Still Interested in a Class Blog? 22 April, 2008Posted by jeopardygame in blogging, Brad & Phil, children, education, ICT in Education, Internet, Web 2.0.
Tags: blogs, classroom, education, students
If you’re still listening, I’ll assume you’re still interested in creating a class blog at your school. In part one, we concentrated on WHY teachers and schools should be blogging. In part two, we looked at WHAT had to be done to ensure student privacy and security. Now, in this third instalment of the class blogging series, we’ll look more closely at the HOW TO get started process.
If you are just one teacher that wants to do this at your school, I can STRONGLY recommend that you don’t do this alone. Make sure you recruit another teacher to also setup a class blog for their class and that way, you can work together – bouncing off ideas and working through issues together. Then when you do work it out, it’s much easier to spread across the whole school from a base of two classes rather than a base of just one.
The first thing you’ll need before you even go anywhere near a blogging service is a username and a title for your class blog. The username needs to be one word (no spaces) and should relate somehow to your preferred blog title. Finding these names is a great classroom activity that can involve all students and get them enthused about the class blog from the onset.
While “Class 5J” might be the name of your class, it’s not a great name for a class blog. For a start, there’s probably a lot of “Class 5Js” around the world. “Room 14” also isn’t a great name as it shows little imagination. Instead of these obvious (and boring) identifiers, why not turn your class into a blogging team with an appropriate TEAM name suggested by and democratically agreed to by the students? Your students probably have a lot more imagination than I do, but a class at a waterside school might call themselves “The Splashtastics” or a Gifted and Talented class might call their blog “Smarticles”. You should probably come up with three different names, just in case your preferred name has already been taken at your preferred blog service. Ultimately, it’s probably best not to divulge your school name in your blog. It’s fine enough to say which city or town you are in and focus more on the “team” than on the school.
Now while the students are being busy thinking about a username and a blog title, the teachers can consider which (of the many freely available) blog-hosting services you’ll use – oh yes, and a password for your blog. People don’t seem to take passwords seriously, so I invite you to read this article – by the end of it, you’ll be thinking about changing all of your passwords using that method.
As for blog-hosting services, I’d suggest you don’t try to host it yourself on a server in your own school, for a start, the setup can be complicated and you’ll probably end up restricting your audience to the people within the school only. When there are so many good, free services available offering great features, it makes little sense to try and reinvent the wheel.
The obvious starting point is EduBlogs.org – they currently host over 100,000 blogs created by schools, teachers, librarians, lecturers, school administrators and individual students.
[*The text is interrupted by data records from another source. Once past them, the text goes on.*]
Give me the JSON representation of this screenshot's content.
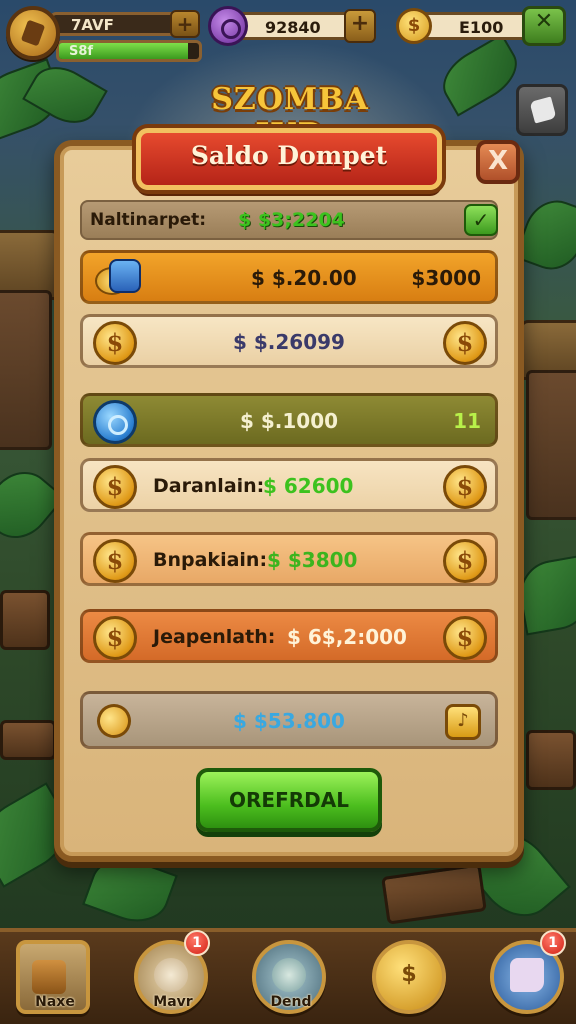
{
  "hud": {
    "level_label": "7AVF",
    "xp_label": "S8f",
    "xp_fill_fraction": 0.92,
    "gems_value": "92840",
    "coins_value": "E100"
  },
  "logo": {
    "text": "SZOMBA IUD"
  },
  "dialog": {
    "title": "Saldo Dompet",
    "close_symbol": "X",
    "summary": {
      "label": "Naltinarpet:",
      "value": "$ $3;2204",
      "confirm_symbol": "✓"
    },
    "rows": [
      {
        "label": "",
        "value": "$ $.20.00",
        "value_right": "$3000"
      },
      {
        "label": "",
        "value": "$ $.26099",
        "value_right": ""
      },
      {
        "label": "",
        "value": "$ $.1000",
        "value_right": "11"
      },
      {
        "label": "Daranlain:",
        "value": "$ 62600",
        "value_right": ""
      },
      {
        "label": "Bnpakiain:",
        "value": "$ $3800",
        "value_right": ""
      },
      {
        "label": "Jeapenlath:",
        "value": "$ 6$,2:000",
        "value_right": ""
      },
      {
        "label": "",
        "value": "$ $53.800",
        "value_right": ""
      }
    ],
    "primary_button": "OREFRDAL"
  },
  "bottom_nav": {
    "items": [
      {
        "label": "Naxe",
        "badge": ""
      },
      {
        "label": "Mavr",
        "badge": "1"
      },
      {
        "label": "Dend",
        "badge": ""
      },
      {
        "label": "",
        "badge": ""
      },
      {
        "label": "",
        "badge": "1"
      }
    ]
  },
  "colors": {
    "panel": "#e8cc9a",
    "title_red": "#e64a2e",
    "confirm_green": "#4cbe1e",
    "value_green": "#3cc21e",
    "value_dark": "#2a1a08"
  }
}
For the cost of zero dollars, you get 100MB of space per blog with no ads and the ability to upload images, photos and videos – but if you start getting into videos, expect that 100MB to disappear pretty quickly. Fortunately, for US$25 per annum, you can upgrade your available space to 1GB. If you want to really splurge, starting at US$500 per annum, you can get 50 linked blogs for your students, each with unlimited space. More details here.
Another option is PodBean.com which promotes itself as a platform for hosting podcasts and vodcasts (videos), but is really a blog-host. Their free service also offers 100MB of space with a 1GB upgrade for US$24 per annum.
Interestingly, both of these services are actually based on the WordPress blogging engine, so they look pretty much identical to each other. And speaking of WordPress, we can’t forget WordPress.com – where this blog is hosted. Why did I choose WordPress.com? At last count, almost 3 million blogs are hosted here. For the basic FREE price, you get 3GB of disk space with unlimited bandwidth. The limitation here though is that you cannot upload videos and podcasts without paying for a space upgrade. For US$20 per annum, they’ll give you an extra 5GB of space with the audio/video restriction removed. Plus, being hosted by the makers of WordPress means you get all the latest updates to their blogging engine as soon as they are developed.
There are several other free hosting providers, but I don’t believe they can compete effectively on features and price. If $20 per annum is not a concern, I can highly recommend WordPress.com. If you want to do it for free, go for EduBlogs.org. If you want your students to individually blog, definitely go for the EduBlogs Campus product.
So after setting up your class blog, how would a school pay for the upgraded hosting service? Basically, a teacher should pay for it with their credit card, print off the receipt and then get reimbursed by the school. That’s by far the easiest way.
In the next article in this series, we’ll look into the structure of a good blog, useful widgets and managing the blog. Until then, feel free to share your thoughts with us in the comments section.